[INFORMATION SHOWN]:
↓↓↓
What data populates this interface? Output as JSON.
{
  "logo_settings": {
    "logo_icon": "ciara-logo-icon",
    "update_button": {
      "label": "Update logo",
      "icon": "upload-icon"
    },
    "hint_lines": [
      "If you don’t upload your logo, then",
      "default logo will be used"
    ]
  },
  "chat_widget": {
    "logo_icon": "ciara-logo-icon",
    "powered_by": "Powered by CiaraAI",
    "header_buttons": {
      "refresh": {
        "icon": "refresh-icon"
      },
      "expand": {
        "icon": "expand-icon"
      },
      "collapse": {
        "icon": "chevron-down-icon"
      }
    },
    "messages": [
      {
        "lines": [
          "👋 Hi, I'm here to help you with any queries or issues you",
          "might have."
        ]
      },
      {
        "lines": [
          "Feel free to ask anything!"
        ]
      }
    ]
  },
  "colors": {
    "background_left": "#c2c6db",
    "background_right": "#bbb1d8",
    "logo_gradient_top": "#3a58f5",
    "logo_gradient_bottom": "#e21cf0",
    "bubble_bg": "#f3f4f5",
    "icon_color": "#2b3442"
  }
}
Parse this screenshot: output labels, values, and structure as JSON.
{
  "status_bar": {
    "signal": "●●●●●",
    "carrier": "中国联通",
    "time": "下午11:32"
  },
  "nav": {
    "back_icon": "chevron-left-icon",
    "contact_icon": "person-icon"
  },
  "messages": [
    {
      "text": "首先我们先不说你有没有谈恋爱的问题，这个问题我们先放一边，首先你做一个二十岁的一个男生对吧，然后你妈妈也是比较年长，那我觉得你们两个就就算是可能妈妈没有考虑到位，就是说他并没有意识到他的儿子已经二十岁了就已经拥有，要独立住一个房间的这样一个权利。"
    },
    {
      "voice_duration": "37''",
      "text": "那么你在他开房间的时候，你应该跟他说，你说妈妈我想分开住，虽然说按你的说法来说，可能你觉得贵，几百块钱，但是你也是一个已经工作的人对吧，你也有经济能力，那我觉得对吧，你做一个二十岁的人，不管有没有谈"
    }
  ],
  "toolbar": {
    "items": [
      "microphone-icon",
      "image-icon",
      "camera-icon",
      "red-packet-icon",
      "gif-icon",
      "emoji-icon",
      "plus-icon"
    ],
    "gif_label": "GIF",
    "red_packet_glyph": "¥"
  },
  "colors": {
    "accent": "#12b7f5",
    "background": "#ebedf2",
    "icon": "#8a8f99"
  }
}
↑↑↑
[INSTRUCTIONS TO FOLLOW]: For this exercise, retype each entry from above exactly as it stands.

[RESULT FOR THIS TASK]:
What data populates this interface? Output as JSON.
{
  "logo_settings": {
    "logo_icon": "ciara-logo-icon",
    "update_button": {
      "label": "Update logo",
      "icon": "upload-icon"
    },
    "hint_lines": [
      "If you don’t upload your logo, then",
      "default logo will be used"
    ]
  },
  "chat_widget": {
    "logo_icon": "ciara-logo-icon",
    "powered_by": "Powered by CiaraAI",
    "header_buttons": {
      "refresh": {
        "icon": "refresh-icon"
      },
      "expand": {
        "icon": "expand-icon"
      },
      "collapse": {
        "icon": "chevron-down-icon"
      }
    },
    "messages": [
      {
        "lines": [
          "👋 Hi, I'm here to help you with any queries or issues you",
          "might have."
        ]
      },
      {
        "lines": [
          "Feel free to ask anything!"
        ]
      }
    ]
  },
  "colors": {
    "background_left": "#c2c6db",
    "background_right": "#bbb1d8",
    "logo_gradient_top": "#3a58f5",
    "logo_gradient_bottom": "#e21cf0",
    "bubble_bg": "#f3f4f5",
    "icon_color": "#2b3442"
  }
}
Parse this screenshot: output labels, values, and structure as JSON.
{
  "status_bar": {
    "signal": "●●●●●",
    "carrier": "中国联通",
    "time": "下午11:32"
  },
  "nav": {
    "back_icon": "chevron-left-icon",
    "contact_icon": "person-icon"
  },
  "messages": [
    {
      "text": "首先我们先不说你有没有谈恋爱的问题，这个问题我们先放一边，首先你做一个二十岁的一个男生对吧，然后你妈妈也是比较年长，那我觉得你们两个就就算是可能妈妈没有考虑到位，就是说他并没有意识到他的儿子已经二十岁了就已经拥有，要独立住一个房间的这样一个权利。"
    },
    {
      "voice_duration": "37''",
      "text": "那么你在他开房间的时候，你应该跟他说，你说妈妈我想分开住，虽然说按你的说法来说，可能你觉得贵，几百块钱，但是你也是一个已经工作的人对吧，你也有经济能力，那我觉得对吧，你做一个二十岁的人，不管有没有谈"
    }
  ],
  "toolbar": {
    "items": [
      "microphone-icon",
      "image-icon",
      "camera-icon",
      "red-packet-icon",
      "gif-icon",
      "emoji-icon",
      "plus-icon"
    ],
    "gif_label": "GIF",
    "red_packet_glyph": "¥"
  },
  "colors": {
    "accent": "#12b7f5",
    "background": "#ebedf2",
    "icon": "#8a8f99"
  }
}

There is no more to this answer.